**Data under study**.
☆ ☆ ☆
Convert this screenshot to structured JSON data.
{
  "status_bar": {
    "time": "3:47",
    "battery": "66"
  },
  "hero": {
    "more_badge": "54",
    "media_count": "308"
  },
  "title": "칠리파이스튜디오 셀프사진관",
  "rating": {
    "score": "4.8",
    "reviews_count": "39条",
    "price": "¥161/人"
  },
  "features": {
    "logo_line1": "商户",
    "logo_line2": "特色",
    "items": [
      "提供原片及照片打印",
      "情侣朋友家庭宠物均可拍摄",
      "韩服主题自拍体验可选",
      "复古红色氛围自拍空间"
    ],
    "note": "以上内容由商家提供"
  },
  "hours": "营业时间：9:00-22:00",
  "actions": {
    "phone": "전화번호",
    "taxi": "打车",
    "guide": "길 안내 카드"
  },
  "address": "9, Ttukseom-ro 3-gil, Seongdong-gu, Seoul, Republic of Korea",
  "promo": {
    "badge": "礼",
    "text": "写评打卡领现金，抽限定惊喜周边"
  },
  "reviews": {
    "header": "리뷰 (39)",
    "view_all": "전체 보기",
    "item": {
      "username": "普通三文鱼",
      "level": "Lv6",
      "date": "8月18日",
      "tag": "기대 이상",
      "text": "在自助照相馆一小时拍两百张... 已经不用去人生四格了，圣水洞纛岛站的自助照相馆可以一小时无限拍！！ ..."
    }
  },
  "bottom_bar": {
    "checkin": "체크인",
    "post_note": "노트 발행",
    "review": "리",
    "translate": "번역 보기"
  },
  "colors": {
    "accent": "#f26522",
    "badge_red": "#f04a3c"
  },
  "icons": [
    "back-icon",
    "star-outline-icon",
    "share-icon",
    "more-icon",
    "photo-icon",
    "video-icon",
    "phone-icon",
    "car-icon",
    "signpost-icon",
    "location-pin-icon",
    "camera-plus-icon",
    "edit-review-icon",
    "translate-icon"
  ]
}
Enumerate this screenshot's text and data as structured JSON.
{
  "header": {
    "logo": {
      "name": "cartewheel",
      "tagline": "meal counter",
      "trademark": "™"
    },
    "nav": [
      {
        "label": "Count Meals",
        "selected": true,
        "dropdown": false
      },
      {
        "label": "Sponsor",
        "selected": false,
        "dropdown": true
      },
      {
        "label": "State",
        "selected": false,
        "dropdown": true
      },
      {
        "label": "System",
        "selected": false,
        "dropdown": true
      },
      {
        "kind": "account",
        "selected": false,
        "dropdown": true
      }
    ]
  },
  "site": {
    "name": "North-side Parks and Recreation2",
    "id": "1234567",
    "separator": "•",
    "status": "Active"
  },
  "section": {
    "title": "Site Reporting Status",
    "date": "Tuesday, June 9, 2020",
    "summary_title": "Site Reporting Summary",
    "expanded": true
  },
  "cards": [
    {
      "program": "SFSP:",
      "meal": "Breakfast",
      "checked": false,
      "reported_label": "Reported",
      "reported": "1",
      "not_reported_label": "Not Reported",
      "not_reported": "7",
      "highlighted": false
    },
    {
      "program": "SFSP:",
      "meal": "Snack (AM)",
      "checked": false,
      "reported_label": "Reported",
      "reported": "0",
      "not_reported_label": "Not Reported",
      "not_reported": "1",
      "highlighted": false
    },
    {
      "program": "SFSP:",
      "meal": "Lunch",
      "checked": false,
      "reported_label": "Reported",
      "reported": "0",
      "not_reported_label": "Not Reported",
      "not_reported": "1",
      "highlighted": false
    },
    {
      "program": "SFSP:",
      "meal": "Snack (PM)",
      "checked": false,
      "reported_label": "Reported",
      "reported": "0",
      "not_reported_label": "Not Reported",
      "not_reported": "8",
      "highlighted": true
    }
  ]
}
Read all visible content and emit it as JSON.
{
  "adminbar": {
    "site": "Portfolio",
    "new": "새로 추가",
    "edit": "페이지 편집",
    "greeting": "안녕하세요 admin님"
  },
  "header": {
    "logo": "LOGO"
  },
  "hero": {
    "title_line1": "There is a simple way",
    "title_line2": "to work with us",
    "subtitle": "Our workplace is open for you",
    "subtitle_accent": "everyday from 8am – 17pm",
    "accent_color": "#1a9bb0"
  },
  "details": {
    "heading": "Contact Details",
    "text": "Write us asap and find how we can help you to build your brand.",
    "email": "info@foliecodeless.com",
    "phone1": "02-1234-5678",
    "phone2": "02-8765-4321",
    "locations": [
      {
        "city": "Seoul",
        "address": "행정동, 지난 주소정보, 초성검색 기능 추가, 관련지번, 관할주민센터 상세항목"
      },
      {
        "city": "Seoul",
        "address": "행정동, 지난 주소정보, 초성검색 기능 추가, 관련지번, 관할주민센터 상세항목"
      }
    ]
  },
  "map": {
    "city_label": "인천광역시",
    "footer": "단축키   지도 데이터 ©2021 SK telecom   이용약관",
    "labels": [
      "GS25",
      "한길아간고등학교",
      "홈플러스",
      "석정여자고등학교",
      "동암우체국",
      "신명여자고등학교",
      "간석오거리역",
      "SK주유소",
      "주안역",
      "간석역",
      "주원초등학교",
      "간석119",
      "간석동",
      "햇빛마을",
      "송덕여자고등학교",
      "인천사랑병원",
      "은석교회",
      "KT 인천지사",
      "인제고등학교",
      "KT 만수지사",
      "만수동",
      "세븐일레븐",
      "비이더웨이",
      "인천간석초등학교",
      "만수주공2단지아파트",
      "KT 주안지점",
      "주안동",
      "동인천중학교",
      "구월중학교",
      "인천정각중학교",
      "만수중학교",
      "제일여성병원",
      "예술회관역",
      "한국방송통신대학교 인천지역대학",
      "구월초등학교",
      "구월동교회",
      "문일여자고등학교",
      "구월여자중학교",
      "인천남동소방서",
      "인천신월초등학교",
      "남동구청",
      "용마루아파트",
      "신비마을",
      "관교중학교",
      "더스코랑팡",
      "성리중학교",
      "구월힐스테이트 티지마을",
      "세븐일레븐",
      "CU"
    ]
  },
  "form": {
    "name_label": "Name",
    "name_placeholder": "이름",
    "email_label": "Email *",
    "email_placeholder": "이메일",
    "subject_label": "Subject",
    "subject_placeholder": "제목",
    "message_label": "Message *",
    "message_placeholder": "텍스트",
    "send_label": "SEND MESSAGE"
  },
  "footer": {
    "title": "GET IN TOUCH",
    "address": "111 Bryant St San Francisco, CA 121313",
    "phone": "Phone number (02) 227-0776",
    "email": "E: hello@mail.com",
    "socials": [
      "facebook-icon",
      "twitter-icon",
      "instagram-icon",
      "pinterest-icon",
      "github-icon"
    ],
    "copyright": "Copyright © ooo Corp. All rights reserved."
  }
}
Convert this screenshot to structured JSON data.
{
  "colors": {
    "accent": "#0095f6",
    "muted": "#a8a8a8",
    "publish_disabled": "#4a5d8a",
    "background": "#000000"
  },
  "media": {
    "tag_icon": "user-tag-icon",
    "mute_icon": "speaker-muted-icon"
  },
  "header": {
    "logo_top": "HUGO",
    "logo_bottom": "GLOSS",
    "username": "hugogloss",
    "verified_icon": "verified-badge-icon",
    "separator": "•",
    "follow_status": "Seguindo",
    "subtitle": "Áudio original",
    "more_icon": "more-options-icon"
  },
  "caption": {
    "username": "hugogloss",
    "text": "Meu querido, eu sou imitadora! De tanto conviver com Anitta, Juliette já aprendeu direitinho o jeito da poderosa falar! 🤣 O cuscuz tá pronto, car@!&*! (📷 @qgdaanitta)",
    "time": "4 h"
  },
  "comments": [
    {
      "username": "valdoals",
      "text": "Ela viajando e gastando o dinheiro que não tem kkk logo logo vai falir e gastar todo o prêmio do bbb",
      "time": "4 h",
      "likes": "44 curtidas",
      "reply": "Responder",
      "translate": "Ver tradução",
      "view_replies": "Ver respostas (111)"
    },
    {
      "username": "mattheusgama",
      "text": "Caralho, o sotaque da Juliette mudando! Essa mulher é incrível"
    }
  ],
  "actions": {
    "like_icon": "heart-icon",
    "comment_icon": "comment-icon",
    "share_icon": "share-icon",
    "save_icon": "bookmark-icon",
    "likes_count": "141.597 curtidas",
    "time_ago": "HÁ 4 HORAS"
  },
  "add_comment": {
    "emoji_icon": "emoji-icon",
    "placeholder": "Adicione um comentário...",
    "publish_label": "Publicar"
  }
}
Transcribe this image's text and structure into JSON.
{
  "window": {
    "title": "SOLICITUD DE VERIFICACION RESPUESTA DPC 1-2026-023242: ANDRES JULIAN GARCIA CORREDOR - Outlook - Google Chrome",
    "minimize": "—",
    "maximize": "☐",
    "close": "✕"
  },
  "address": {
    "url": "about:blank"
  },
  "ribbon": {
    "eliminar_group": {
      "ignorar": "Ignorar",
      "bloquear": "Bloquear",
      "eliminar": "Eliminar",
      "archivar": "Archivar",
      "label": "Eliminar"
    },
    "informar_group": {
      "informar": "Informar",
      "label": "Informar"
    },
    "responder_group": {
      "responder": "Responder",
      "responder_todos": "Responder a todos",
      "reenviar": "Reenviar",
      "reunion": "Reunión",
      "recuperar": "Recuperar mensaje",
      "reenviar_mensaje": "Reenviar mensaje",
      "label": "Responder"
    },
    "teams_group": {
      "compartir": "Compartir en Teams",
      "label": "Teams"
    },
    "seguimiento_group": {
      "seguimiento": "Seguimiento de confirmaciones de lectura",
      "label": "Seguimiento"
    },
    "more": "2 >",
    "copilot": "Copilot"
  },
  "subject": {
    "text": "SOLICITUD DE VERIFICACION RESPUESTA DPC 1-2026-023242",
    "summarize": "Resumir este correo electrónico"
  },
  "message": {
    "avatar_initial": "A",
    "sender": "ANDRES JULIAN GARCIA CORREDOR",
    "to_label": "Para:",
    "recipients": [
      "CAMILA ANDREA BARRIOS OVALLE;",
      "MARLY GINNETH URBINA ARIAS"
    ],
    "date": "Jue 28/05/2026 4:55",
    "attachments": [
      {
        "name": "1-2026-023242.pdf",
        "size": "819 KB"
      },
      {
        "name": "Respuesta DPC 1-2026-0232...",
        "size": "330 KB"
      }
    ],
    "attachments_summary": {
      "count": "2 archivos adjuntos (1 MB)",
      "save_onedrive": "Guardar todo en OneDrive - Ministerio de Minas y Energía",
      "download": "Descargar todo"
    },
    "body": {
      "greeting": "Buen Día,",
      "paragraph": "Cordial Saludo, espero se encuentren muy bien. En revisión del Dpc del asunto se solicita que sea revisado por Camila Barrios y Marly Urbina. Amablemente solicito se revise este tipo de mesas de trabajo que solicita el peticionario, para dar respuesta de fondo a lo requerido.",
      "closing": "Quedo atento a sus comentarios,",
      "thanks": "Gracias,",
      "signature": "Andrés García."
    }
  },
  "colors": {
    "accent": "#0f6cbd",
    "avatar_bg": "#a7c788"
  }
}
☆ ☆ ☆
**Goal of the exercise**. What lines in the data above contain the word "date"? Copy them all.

**Exercise response**.
      "date": "8月18日",
    "date": "Tuesday, June 9, 2020",
    "date": "Jue 28/05/2026 4:55",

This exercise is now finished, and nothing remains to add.